KEEPING SCORE: The Standard & Poor's 500 index was little changed at 2,102 as of 10:01 a.m. Eastern. The Dow Jones industrial average dropped 50 points, or 0.3 percent, to 17,640. The Nasdaq composite rose nine points, or 0.2 percent, 5,137.
ENERGY: Benchmark U.S. crude shed $1.02 to $46.09 a barrel on the New York Mercantile Exchange. The price of oil slumped 21 percent in July.
GREEK COLLAPSE: Greece's stock market sank 17 percent as it reopened from a month-long shutdown brought on by the near collapse of the country's financial system during its high-wire bailout negotiations.
A survey published Monday showed the damage caused to the Greek economy in July by the bank closures, money controls and uncertainty over the country's future.

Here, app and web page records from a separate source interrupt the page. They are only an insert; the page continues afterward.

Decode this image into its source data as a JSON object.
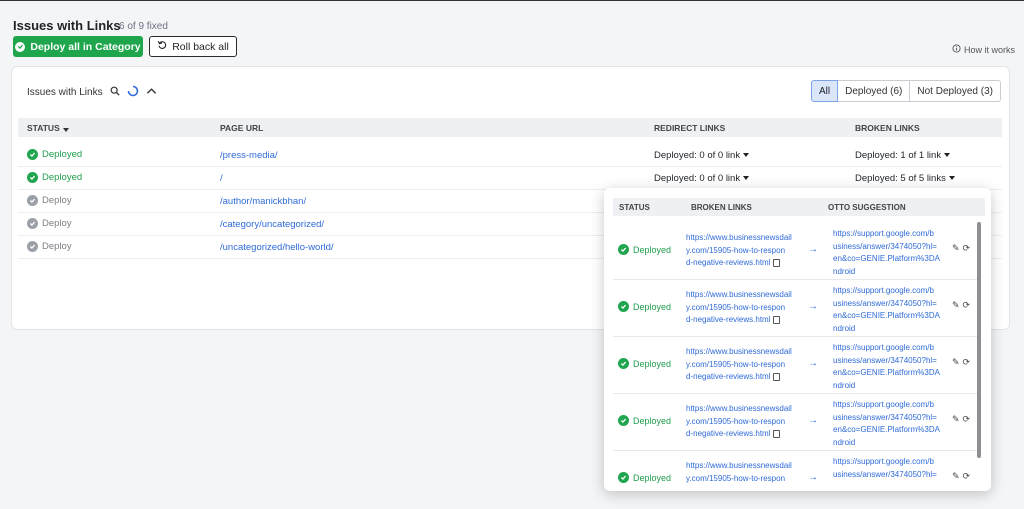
{
  "header": {
    "title": "Issues with Links",
    "count": "6 of 9 fixed"
  },
  "actions": {
    "deploy_all": "Deploy all in Category",
    "rollback_all": "Roll back all",
    "how_it_works": "How it works"
  },
  "card": {
    "title": "Issues with Links"
  },
  "filters": [
    {
      "label": "All"
    },
    {
      "label": "Deployed (6)"
    },
    {
      "label": "Not Deployed (3)"
    }
  ],
  "table": {
    "columns": [
      "STATUS",
      "PAGE URL",
      "REDIRECT LINKS",
      "BROKEN LINKS"
    ],
    "rows": [
      {
        "status": "Deployed",
        "url": "/press-media/",
        "redirect": "Deployed: 0 of 0 link",
        "broken": "Deployed: 1 of 1 link"
      },
      {
        "status": "Deployed",
        "url": "/",
        "redirect": "Deployed: 0 of 0 link",
        "broken": "Deployed: 5 of 5 links"
      },
      {
        "status": "Deploy",
        "url": "/author/manickbhan/",
        "redirect": "",
        "broken": ""
      },
      {
        "status": "Deploy",
        "url": "/category/uncategorized/",
        "redirect": "",
        "broken": ""
      },
      {
        "status": "Deploy",
        "url": "/uncategorized/hello-world/",
        "redirect": "",
        "broken": ""
      }
    ]
  },
  "popup": {
    "columns": [
      "STATUS",
      "BROKEN LINKS",
      "OTTO SUGGESTION"
    ],
    "rows": [
      {
        "status": "Deployed",
        "l1": "https://www.businessnewsdail",
        "l2": "y.com/15905-how-to-respon",
        "l3": "d-negative-reviews.html",
        "s1": "https://support.google.com/b",
        "s2": "usiness/answer/3474050?hl=",
        "s3": "en&co=GENIE.Platform%3DA",
        "s4": "ndroid"
      },
      {
        "status": "Deployed",
        "l1": "https://www.businessnewsdail",
        "l2": "y.com/15905-how-to-respon",
        "l3": "d-negative-reviews.html",
        "s1": "https://support.google.com/b",
        "s2": "usiness/answer/3474050?hl=",
        "s3": "en&co=GENIE.Platform%3DA",
        "s4": "ndroid"
      },
      {
        "status": "Deployed",
        "l1": "https://www.businessnewsdail",
        "l2": "y.com/15905-how-to-respon",
        "l3": "d-negative-reviews.html",
        "s1": "https://support.google.com/b",
        "s2": "usiness/answer/3474050?hl=",
        "s3": "en&co=GENIE.Platform%3DA",
        "s4": "ndroid"
      },
      {
        "status": "Deployed",
        "l1": "https://www.businessnewsdail",
        "l2": "y.com/15905-how-to-respon",
        "l3": "d-negative-reviews.html",
        "s1": "https://support.google.com/b",
        "s2": "usiness/answer/3474050?hl=",
        "s3": "en&co=GENIE.Platform%3DA",
        "s4": "ndroid"
      },
      {
        "status": "Deployed",
        "l1": "https://www.businessnewsdail",
        "l2": "y.com/15905-how-to-respon",
        "l3": "",
        "s1": "https://support.google.com/b",
        "s2": "usiness/answer/3474050?hl=",
        "s3": "",
        "s4": ""
      }
    ]
  },
  "colors": {
    "accent_green": "#1fa64d",
    "link_blue": "#2f6bd8",
    "filter_active": "#dbe6fb"
  }
}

Financial information company Markit said its gauge of manufacturing activity in Greece plummeted in July to the lowest reading ever recorded, despite improvements across the rest of the 19-country eurozone. A separate survey showed that business and consumer confidence fell for a fifth consecutive month in July to its worst level since October 2012.
EUROPE'S DAY: European stocks mostly rose as investors shrugged off the plunge in Greece's market. Asian shares closed lower on evidence of weakness in Chinese manufacturing. Germany's DAX rose 1.1 percent and France's CAC 40 gained 0.6 percent. Britain's FTSE 100 edged down 0.2 percent.
MANUFACTURING: U.S. factories were a little less busy last month. The Institute of Purchasing Managers' manufacturing index slipped to 52.7 last month from 53.5 in June. Economists had expected the index to remain unchanged. Any reading above 50 indicates growth.
CURRENCIES AND BONDS: The dollar strengthened to 124 yen from 123.91 yen Friday. The euro inched down to $1.0979 from $1.1010. Bond prices rose. The yield on the 10-year benchmark Treasury note fell to 2.17 percent from 2.18 percent Friday.